One by one our wild geese returned over the weekend. Jonjo came back by bus from Kildare and we picked him up from the bus station at the airport and were relieved to find him sober and happy to have made it through his visit home without falling off the wagon, the glint in his eye suggesting that he might reward himself with a trip to booze-ville when we get back to London. Brendan was in great spirits arriving at Heuston looking even more like Santa Claus, this time with a big sweater that looked handmade and a wide grin that most certainly came from home. He was full of news from Limerick about all the new additions to the clan, he had been out on Saturday night for a few drinks with his brothers but none of them including Brendan had the staying power of old when they used to stop out all night long. He was in bed by ten and up early on Sunday helping his mother with the dinner before bidding fond farewells and promises of a swift return from Colbert Station. Maeve was back from her Thelma-and-Louise road trip to Cavan and we picked up Mary from Cabra who was waiting at her mother’s door with arms full of seasonally wrapped parcels to take back to London. On the way we picked up John from the Belfast train and we would be putting on a train at Holyhead to the rest of his family in Liverpool on the way back.
On Sunday with everyone back from their travels we went to The Island View Hotel in Malahide for their fantastic carvery lunch. Even Spud surfaced from his bed where he had hibernated for much of the week saying how great it had been to get away from all the cares of the world. Bob and Rob were happy too sitting quietly smiling away to themselves, one with a pint of Guinness the other happy to be dry. Another cousin of mine turned up to say hello and had the ladies swooning, facing their (very) personal questions with a rather strained grin. When we were leaving we had to drive a couple of miles to catch up with Rob who had stepped out for home ahead of us along the strand.
We had one last dip in the hotel swimming pool and Jacuzzi and I was re-educated about my preposterous belief that the name came from the French word J’accuse, meaning to blame someone else for farting in the bath. Apparently there were two Italian brothers of that name who invented the contraption. Who knew? One more trip to JC’s to get ham, cheese and bread for sandwiches in the morning and we were met by one of the management team who took our picture for their website and thanked us for our generosity donating the turkey to the St. Vincent de Paul charity.
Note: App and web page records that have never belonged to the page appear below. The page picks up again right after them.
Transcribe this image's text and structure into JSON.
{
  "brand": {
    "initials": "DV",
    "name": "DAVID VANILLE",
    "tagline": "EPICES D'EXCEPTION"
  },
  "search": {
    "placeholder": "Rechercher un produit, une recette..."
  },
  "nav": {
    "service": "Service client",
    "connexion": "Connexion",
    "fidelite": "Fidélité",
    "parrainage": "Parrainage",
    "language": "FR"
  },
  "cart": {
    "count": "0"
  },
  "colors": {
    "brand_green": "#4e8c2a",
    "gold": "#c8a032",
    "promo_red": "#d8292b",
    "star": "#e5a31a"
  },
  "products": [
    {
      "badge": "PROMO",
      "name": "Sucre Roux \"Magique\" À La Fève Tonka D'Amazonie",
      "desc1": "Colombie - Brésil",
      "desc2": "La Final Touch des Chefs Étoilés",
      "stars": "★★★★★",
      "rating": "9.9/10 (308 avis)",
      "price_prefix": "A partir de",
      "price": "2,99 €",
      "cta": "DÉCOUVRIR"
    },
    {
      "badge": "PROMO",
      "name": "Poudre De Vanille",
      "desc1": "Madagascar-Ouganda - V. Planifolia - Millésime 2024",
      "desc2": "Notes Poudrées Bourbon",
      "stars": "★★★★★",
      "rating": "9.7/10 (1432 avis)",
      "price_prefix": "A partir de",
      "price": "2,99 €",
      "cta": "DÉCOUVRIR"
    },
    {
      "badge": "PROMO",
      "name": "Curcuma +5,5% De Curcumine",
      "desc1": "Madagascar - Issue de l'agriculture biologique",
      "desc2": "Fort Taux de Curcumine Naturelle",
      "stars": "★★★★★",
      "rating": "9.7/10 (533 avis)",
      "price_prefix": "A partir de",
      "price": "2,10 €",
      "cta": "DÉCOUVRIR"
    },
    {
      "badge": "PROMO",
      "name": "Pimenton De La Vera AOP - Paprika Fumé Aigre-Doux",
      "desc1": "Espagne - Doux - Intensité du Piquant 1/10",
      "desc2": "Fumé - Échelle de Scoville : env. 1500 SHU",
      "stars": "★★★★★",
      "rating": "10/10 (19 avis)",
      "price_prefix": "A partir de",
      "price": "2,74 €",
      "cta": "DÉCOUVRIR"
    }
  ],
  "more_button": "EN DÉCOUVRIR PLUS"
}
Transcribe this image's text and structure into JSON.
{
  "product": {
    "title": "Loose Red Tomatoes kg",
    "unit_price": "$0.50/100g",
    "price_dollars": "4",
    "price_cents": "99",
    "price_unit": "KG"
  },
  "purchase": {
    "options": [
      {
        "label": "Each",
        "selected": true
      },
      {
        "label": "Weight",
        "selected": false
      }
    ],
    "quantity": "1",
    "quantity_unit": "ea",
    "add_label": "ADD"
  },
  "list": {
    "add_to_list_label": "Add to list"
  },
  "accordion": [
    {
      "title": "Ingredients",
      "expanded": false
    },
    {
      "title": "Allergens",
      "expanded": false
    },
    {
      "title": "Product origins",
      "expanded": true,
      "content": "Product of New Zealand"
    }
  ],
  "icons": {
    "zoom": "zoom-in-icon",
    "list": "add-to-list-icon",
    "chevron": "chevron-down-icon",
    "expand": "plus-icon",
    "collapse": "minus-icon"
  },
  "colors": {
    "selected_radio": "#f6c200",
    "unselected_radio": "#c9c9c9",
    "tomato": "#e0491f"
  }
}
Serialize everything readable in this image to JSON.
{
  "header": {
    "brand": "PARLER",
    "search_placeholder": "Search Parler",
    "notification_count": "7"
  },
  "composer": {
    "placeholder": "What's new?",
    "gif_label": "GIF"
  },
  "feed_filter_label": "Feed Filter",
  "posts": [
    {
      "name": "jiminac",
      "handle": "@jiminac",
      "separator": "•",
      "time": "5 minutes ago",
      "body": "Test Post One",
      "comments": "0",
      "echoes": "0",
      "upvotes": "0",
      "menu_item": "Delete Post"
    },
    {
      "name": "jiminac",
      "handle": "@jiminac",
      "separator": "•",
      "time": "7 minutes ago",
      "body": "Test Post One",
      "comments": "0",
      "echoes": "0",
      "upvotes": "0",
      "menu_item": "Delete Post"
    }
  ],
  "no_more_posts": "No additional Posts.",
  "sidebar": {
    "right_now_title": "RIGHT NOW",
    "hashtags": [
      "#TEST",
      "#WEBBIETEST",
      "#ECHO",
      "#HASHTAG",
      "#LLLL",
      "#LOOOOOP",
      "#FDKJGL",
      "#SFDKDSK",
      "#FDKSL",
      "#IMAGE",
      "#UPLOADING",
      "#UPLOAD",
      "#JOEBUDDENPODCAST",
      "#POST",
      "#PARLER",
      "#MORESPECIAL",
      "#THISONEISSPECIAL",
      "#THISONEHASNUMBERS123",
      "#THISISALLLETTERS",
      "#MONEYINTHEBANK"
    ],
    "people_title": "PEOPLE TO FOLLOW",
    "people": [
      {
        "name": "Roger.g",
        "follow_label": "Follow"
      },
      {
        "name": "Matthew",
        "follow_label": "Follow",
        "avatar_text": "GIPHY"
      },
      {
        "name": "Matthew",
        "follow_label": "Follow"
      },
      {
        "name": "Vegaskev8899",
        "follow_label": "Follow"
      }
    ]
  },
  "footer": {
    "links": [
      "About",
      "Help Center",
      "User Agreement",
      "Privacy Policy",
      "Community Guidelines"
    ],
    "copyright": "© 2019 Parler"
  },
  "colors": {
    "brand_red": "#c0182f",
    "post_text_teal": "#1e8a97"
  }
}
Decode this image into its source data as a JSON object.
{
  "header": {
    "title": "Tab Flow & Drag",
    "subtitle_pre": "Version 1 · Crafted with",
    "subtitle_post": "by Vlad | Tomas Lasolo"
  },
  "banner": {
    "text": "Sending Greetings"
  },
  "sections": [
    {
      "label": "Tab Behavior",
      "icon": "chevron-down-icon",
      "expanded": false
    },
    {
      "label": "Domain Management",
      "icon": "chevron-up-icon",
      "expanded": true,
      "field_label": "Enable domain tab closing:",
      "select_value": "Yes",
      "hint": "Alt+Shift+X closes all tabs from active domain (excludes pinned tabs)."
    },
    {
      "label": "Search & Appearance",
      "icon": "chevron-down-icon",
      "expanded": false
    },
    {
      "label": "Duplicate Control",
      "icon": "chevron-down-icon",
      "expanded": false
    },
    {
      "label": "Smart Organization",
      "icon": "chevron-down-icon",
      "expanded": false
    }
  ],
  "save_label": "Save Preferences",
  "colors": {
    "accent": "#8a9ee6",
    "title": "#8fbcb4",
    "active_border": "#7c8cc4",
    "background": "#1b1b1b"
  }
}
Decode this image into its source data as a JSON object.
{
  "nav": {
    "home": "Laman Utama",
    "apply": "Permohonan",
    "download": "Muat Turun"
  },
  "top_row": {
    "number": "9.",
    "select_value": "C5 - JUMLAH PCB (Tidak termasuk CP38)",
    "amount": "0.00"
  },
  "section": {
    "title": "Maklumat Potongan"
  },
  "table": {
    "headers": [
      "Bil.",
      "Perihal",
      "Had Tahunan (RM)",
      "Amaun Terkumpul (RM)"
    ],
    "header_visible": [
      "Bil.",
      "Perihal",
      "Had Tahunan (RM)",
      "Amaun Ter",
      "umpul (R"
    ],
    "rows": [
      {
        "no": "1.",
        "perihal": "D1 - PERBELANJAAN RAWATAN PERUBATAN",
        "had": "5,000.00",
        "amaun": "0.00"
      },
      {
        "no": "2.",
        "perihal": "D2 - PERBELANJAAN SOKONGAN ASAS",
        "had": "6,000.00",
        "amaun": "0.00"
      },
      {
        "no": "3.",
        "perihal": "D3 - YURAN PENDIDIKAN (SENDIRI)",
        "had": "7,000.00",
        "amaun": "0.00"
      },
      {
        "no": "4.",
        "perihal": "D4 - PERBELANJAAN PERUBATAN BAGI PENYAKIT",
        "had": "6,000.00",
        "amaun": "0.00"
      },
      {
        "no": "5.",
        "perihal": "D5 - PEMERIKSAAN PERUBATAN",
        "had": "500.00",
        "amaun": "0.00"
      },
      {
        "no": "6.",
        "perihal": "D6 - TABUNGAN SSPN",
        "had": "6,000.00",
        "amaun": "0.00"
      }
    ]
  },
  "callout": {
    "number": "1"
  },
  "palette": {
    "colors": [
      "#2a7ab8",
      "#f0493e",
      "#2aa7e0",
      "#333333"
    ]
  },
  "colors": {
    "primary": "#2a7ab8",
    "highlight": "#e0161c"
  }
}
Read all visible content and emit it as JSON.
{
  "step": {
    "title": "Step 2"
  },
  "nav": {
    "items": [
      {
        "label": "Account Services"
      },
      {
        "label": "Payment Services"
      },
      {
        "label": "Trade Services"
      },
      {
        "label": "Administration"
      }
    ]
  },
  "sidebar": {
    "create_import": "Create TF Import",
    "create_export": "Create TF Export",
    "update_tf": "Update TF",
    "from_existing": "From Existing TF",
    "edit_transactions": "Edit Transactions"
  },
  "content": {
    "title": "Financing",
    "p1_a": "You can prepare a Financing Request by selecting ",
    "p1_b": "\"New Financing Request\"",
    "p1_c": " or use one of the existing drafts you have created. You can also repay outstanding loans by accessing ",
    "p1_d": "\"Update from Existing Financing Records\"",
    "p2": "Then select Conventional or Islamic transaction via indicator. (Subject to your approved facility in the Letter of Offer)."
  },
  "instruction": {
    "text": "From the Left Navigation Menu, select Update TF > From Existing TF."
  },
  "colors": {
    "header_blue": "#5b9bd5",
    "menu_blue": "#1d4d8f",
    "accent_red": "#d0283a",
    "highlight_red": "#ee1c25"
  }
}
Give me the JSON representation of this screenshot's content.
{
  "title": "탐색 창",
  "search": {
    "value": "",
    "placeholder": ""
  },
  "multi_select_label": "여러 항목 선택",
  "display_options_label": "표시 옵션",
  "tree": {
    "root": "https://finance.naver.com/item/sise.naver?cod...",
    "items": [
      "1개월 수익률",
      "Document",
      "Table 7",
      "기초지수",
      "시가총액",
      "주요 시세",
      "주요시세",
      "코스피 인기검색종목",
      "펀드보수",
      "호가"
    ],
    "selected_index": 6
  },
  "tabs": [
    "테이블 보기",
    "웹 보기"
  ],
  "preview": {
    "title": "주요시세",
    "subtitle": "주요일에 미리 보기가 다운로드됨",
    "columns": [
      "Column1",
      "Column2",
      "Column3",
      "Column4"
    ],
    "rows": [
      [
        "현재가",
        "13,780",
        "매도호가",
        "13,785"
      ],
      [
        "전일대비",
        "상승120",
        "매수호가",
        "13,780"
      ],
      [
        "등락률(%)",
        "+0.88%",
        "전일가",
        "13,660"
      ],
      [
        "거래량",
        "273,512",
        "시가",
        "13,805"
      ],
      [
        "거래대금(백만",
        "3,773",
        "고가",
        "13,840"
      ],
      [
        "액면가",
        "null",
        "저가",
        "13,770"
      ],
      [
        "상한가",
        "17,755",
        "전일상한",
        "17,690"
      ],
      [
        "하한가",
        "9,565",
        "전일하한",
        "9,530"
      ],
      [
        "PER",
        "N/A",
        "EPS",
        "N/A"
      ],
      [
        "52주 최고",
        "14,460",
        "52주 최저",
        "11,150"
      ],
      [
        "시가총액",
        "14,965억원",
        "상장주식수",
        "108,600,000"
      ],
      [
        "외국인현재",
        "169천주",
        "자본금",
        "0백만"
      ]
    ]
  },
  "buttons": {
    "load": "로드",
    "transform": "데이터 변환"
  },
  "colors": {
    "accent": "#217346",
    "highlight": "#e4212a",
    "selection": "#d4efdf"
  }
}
What would we do with a 50lb turkey anyway? It would have cost more money than we had left after paying the heating bill to cook it and stuff it.